I had long suspected Thomas’s father would be a Mr Sharp, since it was common practice to give an illegitimate child its father’s surname as a middle name, particularly if the father was refusing to acknowledge their child. (This could explain why Samuel and Lydia did not have the middle name Chambers – as Samuel Chambers had acknowledged them and was providing for them, there was no need). Which Mr Sharp was more of a question. From my previous experience finding the father of Frederick Allen Downing, I suspected it would be a Thomas Sharp, but I couldn’t be sure. There were several Sharp families in the vicinity of Frittenden. In Frittenden itself, there was a man named William Sharp in Frittenden who had several sons, including one named Thomas. However, William Sharp was considerably older than Eleanor and his sons considerably younger – not outside the realms of possibility, but enough to make the idea less compelling.
On August 14th, 1795 – three months before the birth of Thomas – there was an entry for the examination of Eleanor Hope (in other words, the interrogation in which Eleanor would be forced to declare the name of the father) followed by a “warrant for Thomas Sharp” and “a journey to Cranbrook to take on the warrant”. This was very useful information as it confirmed Mr Sharp was indeed a Thomas and that he was in Cranbrook at the time of Eleanor’s pregnancy. However, annoyingly, I can find no record of a Thomas Sharp of the right age living in Cranbrook at any time. At the moment, I think this must be William Sharp’s son (who, at ten years Eleanor’s junior, would have been 21 at the time) and that he was only in Cranbrook temporarily, but I am going to have to take a closer look at all the Thomas Sharps in Kent before I can draw any firm conclusions. And of course, the goddamn microfilms for Cranbrook.
So what became of Eleanor and her family?
Samuel Chambers remained unmarried until 1827, when he married Mary Bloomfield, who was 44 years younger than him. Their children were born when he was 62 and 64 years old, making them forty years older than their half-siblings. They are all buried in Headcorn cemetery.

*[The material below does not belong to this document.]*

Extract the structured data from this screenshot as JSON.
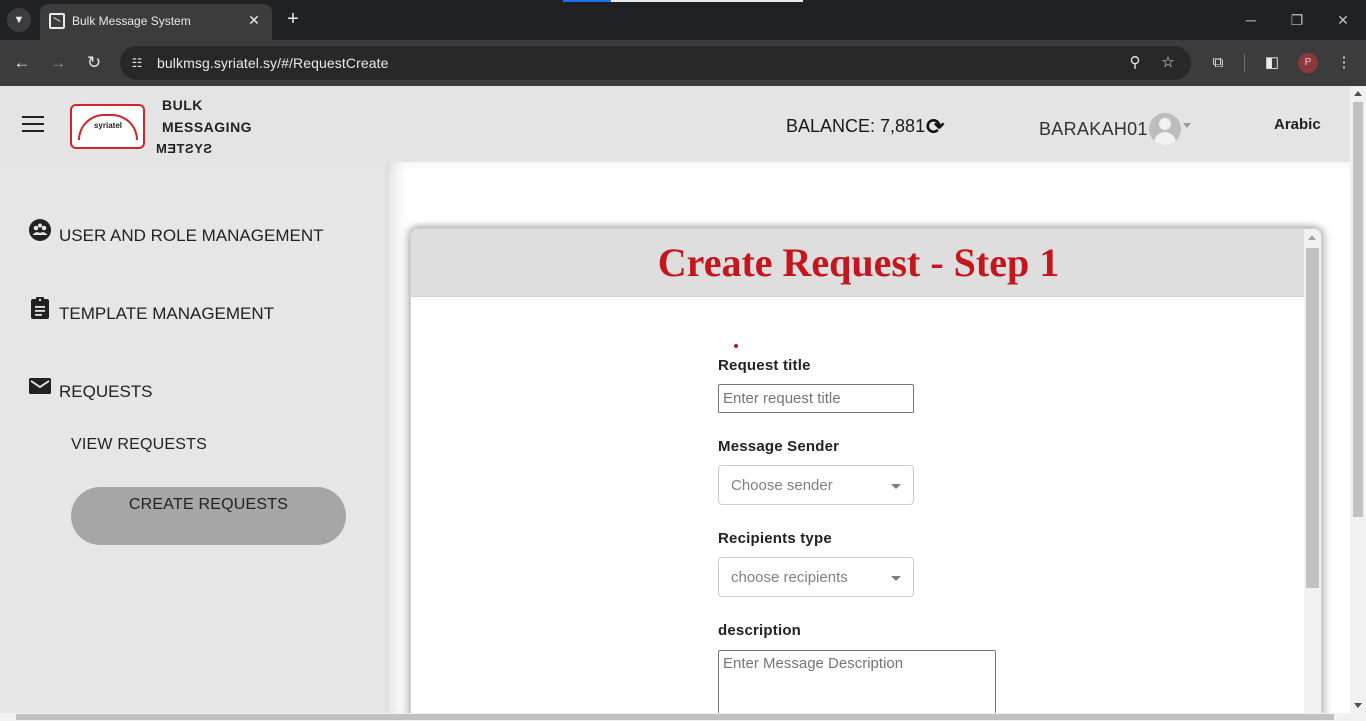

Samuel Hope married Rhoda Bridge in 1808. They had ten children and lived a life of poverty, with frequent appearances in the Smarden poor law books. In 1823 he emigrated to America, probably as part of one of the many schemes whereby burdensome parishioners were lured abroad with the promise of a new life and left with no money, thousands of miles from home. He was dead by the age of fifty. His wife and children fared better, however, and many still live in Kalamazoo today.
I’ve already told you what happened to Thomas. He also emigrated to America, but with happier results than his brother. He also has descendents there alive today.
Eleanor fell on her feet when she married Edward Honeysett, a well off man heavily involved with the baptist church of nearby Smarden, in 1799. He took care of her and her children, and left bequests to both Lydia and Thomas in his will. Samuel was already dead.
Lydia Hope married the extremely wealthy Thomas Witherden, the cousin of “Rich Richard” Beale’s wife, Fanny. I wonder if this was a unsatisfactory union for the Witherden family, as Fanny and Thomas were not buried in the Witherden family plot at All Saints, Biddenden. Thomas died in 1837, leaving Lydia with six children and his property, Great Bachelor Farm in Biddenden. Lydia took on the farm with the help of her children and is described as a farmer with two employees on the census. When she died in 1873, she left a will of £1,500, roughly £200,000 in today’s money. Not a bad outcome for a single parent child!